Designing a Photon Detector Test for High Confidence


I have a photon detector that I would like to test. Don't worry about the physics just the statistics. I think for this it is enough to say that every 20 minutes I can detect the direction of an incoming photon. The photon will come into the detector from an angle from 0 to 120 degrees. I can design the test that there will be a number of sources in known locations or a number of sources in unknown locations. I want to test whether this detector works and with a high confidence. From web reading, I see statistically significant means a p-value is less than 0.05 or the confidence interval does not overlap 0 on a graph of correlation on the x-axis and probability on the y-axis. I believe I understand confidence intervals better right now.

I can either do two approaches that I will call discreet numbers or azimuths. An example of discreet numbers would be: say I put one source "out there" and three fake sources. I then use the detector and looking at the different possible sources I say "I just got a photon from source 1." I then look at what is the real source and it came from source 1. How many tests do I need to do to get a certain confidence (either calculated by p-value or confidence interval)?

Azimuths: I put one photon source out there but I have no idea where it is. I then get an azimuth from 0 to 120. I then look and see what the real azimuth should be. How do I calculate the accuracy in this case and the confidence of what the accuracy would be?

Thanks! -xerxes73
Okay, I believe I have figured out the answer but I would appreciate if someone told me whether this was right or not.

In the case of the situation that I described as discrete, I believe I was able to find a similar problem in manufacturing where a certain part has to only have certain percent of defects. I found a binomial calculator on this website:

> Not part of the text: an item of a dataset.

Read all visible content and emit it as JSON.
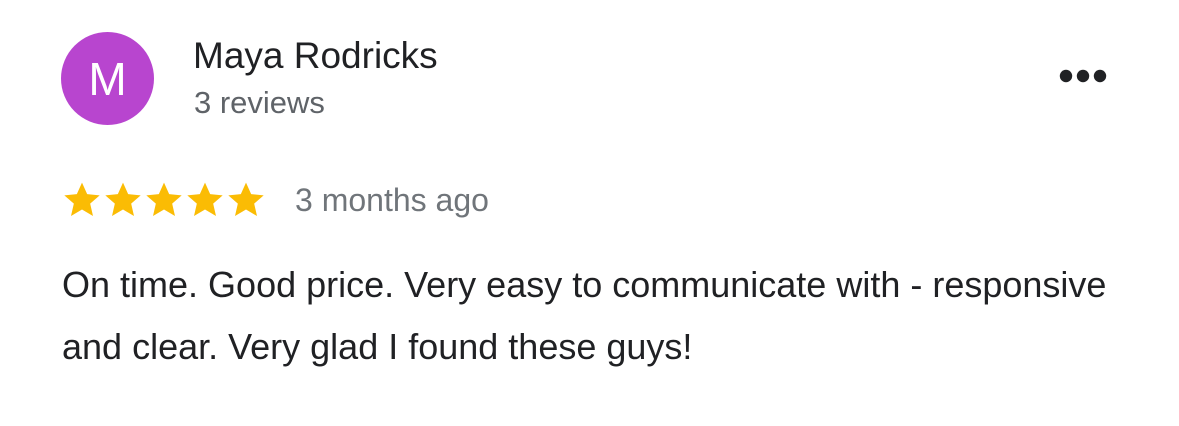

Let's say I have four possible targets. In order to know if I this photon detector is working better than random, I need to have a certain confidence that I am exceeding random which is 0.25, so I choose a p of 0.25. I am shooting for "statistically significant" so I choose a confidence of 0.95. I want to know how many trials I need to do if I don't have any failures. I type r=0 and then press calculate. This tool tells me 11. So I would need to do 12 to know I am better than random. If I start doing measurements and I get a failure, I then need to go to 19. And if I get two failures before 19, I need to keep going to 24. I would greatly appreciate if someone who knows what they are doing, checks my thinking on this.

Now in the case of azimuth. We get into a weird situation of is it working or not being separate from the azimuth accuracy. A failure in the detector is binary in a way. There should not be more credit for guessing 20 degrees off as opposed to 50 degrees off, when the accuracy of the detector's azimuth measurement is only a few degrees in error, i.e. if it is saying more than a few degrees then it totally did not work at all. So it seems to me that I need to characterize the azimuth accuracy at the same time that I characterize, separately, whether the detector works or not. I think this is all iterative. I will start with if the azimuth measured by the detector is within +/- 3 degrees of the actual azimuth then I will call it a success. I will calculate the probability of success and failure just like in the discrete case above. Then I will look at the distribution of azimuths of all the pass trials compared to the actual azimuth and it should be a normal distribution, although the normal distribution may have some sort of bias. If that normal distribution with a bias doesn't look right then I haven't selected the +/- 3 degrees correctly. It may be too big or too small. I will then iterate around +/- 3 degrees until I get data that looks right. The pass fail versus detector accuracy will trade back and forth in this way. Again, someone who knows what they are doing, please comment.

Thanks! -xerxes73
Alrighty, why no replies? Problem ill-defined? Too hard? Too easy? I would think this would be an interesting problem for folks because it doesn't seem to me to be too complex and it is applied. I would appreciate some insight from an expert on this..... -xerxes73